> Supplied information:
::::

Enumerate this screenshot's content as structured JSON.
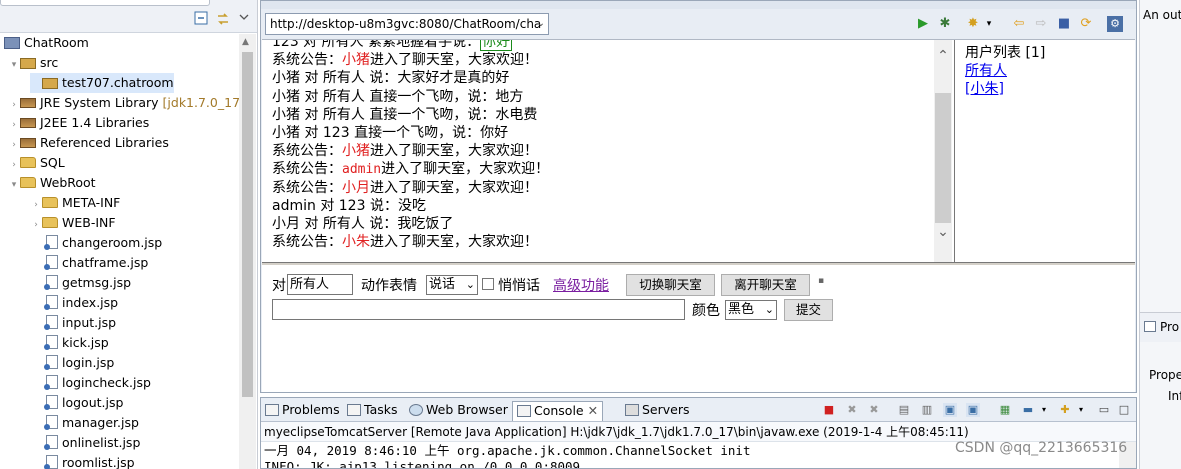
{
  "explorer": {
    "project": "ChatRoom",
    "items": [
      {
        "label": "src",
        "icon": "source-folder-icon"
      },
      {
        "label": "test707.chatroom",
        "icon": "package-icon"
      },
      {
        "label": "JRE System Library",
        "extra": "[jdk1.7.0_17]",
        "icon": "library-icon"
      },
      {
        "label": "J2EE 1.4 Libraries",
        "icon": "library-icon"
      },
      {
        "label": "Referenced Libraries",
        "icon": "library-icon"
      },
      {
        "label": "SQL",
        "icon": "folder-icon"
      },
      {
        "label": "WebRoot",
        "icon": "folder-icon"
      },
      {
        "label": "META-INF",
        "icon": "folder-icon"
      },
      {
        "label": "WEB-INF",
        "icon": "folder-icon"
      },
      {
        "label": "changeroom.jsp",
        "icon": "jsp-file-icon"
      },
      {
        "label": "chatframe.jsp",
        "icon": "jsp-file-icon"
      },
      {
        "label": "getmsg.jsp",
        "icon": "jsp-file-icon"
      },
      {
        "label": "index.jsp",
        "icon": "jsp-file-icon"
      },
      {
        "label": "input.jsp",
        "icon": "jsp-file-icon"
      },
      {
        "label": "kick.jsp",
        "icon": "jsp-file-icon"
      },
      {
        "label": "login.jsp",
        "icon": "jsp-file-icon"
      },
      {
        "label": "logincheck.jsp",
        "icon": "jsp-file-icon"
      },
      {
        "label": "logout.jsp",
        "icon": "jsp-file-icon"
      },
      {
        "label": "manager.jsp",
        "icon": "jsp-file-icon"
      },
      {
        "label": "onlinelist.jsp",
        "icon": "jsp-file-icon"
      },
      {
        "label": "roomlist.jsp",
        "icon": "jsp-file-icon"
      }
    ]
  },
  "browser": {
    "url": "http://desktop-u8m3gvc:8080/ChatRoom/cha"
  },
  "chat": {
    "partial_top": {
      "a": "123 对 所有人 紧紧地握着手说：",
      "b": "你好"
    },
    "l1": {
      "prefix": "系统公告：",
      "name": "小猪",
      "suffix": "进入了聊天室，大家欢迎！"
    },
    "l2": "小猪 对 所有人 说：大家好才是真的好",
    "l3": "小猪 对 所有人 直接一个飞吻，说：地方",
    "l4": "小猪 对 所有人 直接一个飞吻，说：水电费",
    "l5": "小猪 对 123 直接一个飞吻，说：你好",
    "l6": {
      "prefix": "系统公告：",
      "name": "小猪",
      "suffix": "进入了聊天室，大家欢迎！"
    },
    "l7": {
      "prefix": "系统公告：",
      "name": "admin",
      "suffix": "进入了聊天室，大家欢迎！"
    },
    "l8": {
      "prefix": "系统公告：",
      "name": "小月",
      "suffix": "进入了聊天室，大家欢迎！"
    },
    "l9": "admin 对 123 说：没吃",
    "l10": "小月 对 所有人 说：我吃饭了",
    "l11": {
      "prefix": "系统公告：",
      "name": "小朱",
      "suffix": "进入了聊天室，大家欢迎！"
    }
  },
  "userlist": {
    "title": "用户列表 [1]",
    "all": "所有人",
    "user": "[小朱]"
  },
  "controls": {
    "to_label": "对",
    "to_value": "所有人",
    "action_label": "动作表情",
    "action_value": "说话",
    "whisper_label": "悄悄话",
    "advanced_link": "高级功能",
    "switch_room": "切换聊天室",
    "leave_room": "离开聊天室",
    "color_label": "颜色",
    "color_value": "黑色",
    "submit": "提交"
  },
  "right_panel": {
    "outline_cut": "An out",
    "pro_cut": "Pro",
    "prope_cut": "Prope",
    "inf_cut": "Inf"
  },
  "console": {
    "tabs": [
      "Problems",
      "Tasks",
      "Web Browser",
      "Console",
      "Servers"
    ],
    "title": "myeclipseTomcatServer [Remote Java Application] H:\\jdk7\\jdk_1.7\\jdk1.7.0_17\\bin\\javaw.exe (2019-1-4 上午08:45:11)",
    "line1": "一月 04, 2019 8:46:10 上午 org.apache.jk.common.ChannelSocket init",
    "line2": "INFO: JK: ajp13 listening on /0.0.0.0:8009"
  },
  "watermark": "CSDN @qq_2213665316",
  "colors": {
    "system_name": "#e02020",
    "link": "#0000ee"
  }
}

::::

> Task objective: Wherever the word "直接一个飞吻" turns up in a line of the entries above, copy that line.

> Response below:
    "l3": "小猪 对 所有人 直接一个飞吻，说：地方",
    "l4": "小猪 对 所有人 直接一个飞吻，说：水电费",
    "l5": "小猪 对 123 直接一个飞吻，说：你好",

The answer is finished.